━━━ Input material

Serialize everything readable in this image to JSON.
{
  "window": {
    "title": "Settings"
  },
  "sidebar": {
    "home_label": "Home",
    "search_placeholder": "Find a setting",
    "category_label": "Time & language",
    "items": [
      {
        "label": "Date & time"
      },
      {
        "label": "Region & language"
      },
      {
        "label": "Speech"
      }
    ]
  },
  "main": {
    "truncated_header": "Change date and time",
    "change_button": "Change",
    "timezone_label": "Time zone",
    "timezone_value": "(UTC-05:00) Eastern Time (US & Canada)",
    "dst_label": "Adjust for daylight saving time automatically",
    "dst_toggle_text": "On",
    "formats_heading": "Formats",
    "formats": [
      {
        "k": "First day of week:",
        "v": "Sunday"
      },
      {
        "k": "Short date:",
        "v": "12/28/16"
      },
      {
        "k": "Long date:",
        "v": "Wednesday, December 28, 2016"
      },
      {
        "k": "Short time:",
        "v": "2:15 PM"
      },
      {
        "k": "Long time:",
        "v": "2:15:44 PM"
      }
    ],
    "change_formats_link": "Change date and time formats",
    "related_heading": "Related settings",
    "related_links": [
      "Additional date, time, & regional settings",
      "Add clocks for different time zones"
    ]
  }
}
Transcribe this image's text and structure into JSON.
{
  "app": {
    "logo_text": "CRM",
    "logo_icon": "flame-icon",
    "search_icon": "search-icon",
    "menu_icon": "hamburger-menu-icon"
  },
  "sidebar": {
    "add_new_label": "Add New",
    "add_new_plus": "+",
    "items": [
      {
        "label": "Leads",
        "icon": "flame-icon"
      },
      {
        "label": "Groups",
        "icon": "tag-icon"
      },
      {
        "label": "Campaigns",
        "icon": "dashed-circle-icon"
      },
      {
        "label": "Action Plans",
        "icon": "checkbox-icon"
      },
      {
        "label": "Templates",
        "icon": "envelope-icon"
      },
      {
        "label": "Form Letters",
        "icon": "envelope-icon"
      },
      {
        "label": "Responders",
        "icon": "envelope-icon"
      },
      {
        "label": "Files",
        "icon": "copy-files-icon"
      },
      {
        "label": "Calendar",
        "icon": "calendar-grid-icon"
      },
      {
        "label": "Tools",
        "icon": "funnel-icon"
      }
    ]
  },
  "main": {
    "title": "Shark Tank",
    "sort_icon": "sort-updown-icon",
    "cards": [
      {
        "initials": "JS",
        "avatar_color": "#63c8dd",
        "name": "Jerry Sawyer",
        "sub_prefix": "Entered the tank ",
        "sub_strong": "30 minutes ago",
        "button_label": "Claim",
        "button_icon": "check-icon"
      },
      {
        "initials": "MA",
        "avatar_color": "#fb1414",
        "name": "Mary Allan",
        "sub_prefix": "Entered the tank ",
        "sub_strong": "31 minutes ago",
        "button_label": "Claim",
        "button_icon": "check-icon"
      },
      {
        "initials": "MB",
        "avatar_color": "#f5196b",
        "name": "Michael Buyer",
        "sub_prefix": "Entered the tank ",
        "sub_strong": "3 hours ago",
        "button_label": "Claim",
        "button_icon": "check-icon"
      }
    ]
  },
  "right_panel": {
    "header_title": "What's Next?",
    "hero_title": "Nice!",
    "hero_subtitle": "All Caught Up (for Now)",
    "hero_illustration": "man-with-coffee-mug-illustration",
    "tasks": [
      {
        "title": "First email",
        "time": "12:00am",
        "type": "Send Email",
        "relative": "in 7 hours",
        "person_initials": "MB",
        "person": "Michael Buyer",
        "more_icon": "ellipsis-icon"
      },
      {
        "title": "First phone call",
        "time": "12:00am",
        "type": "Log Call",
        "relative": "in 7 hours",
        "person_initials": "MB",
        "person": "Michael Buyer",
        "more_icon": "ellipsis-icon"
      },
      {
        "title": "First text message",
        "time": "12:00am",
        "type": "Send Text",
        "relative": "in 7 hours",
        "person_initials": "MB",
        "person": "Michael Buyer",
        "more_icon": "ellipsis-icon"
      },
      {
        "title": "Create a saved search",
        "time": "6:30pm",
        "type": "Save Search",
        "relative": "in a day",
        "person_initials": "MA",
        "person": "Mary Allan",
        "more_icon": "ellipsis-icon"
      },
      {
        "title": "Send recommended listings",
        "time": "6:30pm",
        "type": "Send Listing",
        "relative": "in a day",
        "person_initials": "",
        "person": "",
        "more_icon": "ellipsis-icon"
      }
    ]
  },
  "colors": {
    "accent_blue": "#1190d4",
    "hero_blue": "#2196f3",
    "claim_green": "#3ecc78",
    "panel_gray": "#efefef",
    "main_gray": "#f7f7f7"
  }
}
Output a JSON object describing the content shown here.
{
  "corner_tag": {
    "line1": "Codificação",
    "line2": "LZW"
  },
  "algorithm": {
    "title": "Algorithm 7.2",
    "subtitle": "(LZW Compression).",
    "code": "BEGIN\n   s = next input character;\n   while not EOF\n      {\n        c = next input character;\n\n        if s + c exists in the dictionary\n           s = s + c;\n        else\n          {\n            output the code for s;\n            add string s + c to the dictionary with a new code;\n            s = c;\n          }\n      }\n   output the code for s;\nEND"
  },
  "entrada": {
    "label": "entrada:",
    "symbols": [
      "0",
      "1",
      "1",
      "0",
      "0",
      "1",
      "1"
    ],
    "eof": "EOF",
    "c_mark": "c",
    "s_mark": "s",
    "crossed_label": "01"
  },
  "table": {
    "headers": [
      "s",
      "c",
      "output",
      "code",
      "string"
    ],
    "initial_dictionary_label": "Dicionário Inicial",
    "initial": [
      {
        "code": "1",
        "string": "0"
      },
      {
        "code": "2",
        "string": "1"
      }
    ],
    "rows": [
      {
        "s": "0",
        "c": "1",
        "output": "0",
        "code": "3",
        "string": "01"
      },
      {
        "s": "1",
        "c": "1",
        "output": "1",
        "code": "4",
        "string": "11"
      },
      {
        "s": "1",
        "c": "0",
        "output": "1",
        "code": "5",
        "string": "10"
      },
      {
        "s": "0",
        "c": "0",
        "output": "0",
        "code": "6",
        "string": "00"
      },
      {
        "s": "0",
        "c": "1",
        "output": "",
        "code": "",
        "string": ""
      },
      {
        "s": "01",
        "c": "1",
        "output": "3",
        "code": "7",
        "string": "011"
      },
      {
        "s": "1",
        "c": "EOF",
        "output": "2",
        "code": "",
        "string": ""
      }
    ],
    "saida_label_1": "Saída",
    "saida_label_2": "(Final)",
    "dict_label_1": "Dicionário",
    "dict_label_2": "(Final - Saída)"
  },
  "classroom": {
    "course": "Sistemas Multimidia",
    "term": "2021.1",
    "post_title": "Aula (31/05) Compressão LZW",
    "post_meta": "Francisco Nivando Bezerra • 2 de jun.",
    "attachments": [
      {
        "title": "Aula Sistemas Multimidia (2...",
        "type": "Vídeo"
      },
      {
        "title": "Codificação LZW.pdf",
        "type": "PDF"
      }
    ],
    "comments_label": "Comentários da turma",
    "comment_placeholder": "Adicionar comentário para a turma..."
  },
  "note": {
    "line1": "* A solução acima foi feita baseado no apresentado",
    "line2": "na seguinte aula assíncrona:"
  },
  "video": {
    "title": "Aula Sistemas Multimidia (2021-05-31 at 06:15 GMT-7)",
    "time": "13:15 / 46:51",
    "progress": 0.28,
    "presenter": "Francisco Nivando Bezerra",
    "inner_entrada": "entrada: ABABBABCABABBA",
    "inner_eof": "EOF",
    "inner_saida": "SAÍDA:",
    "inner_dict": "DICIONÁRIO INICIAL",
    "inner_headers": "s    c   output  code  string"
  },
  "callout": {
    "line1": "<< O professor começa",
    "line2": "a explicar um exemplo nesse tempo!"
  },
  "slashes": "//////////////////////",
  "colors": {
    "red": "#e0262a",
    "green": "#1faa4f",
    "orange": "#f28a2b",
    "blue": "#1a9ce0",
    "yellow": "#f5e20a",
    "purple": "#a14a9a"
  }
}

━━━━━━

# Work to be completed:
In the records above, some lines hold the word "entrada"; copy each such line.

# Task solution:
  "entrada": {
    "label": "entrada:",
    "inner_entrada": "entrada: ABABBABCABABBA",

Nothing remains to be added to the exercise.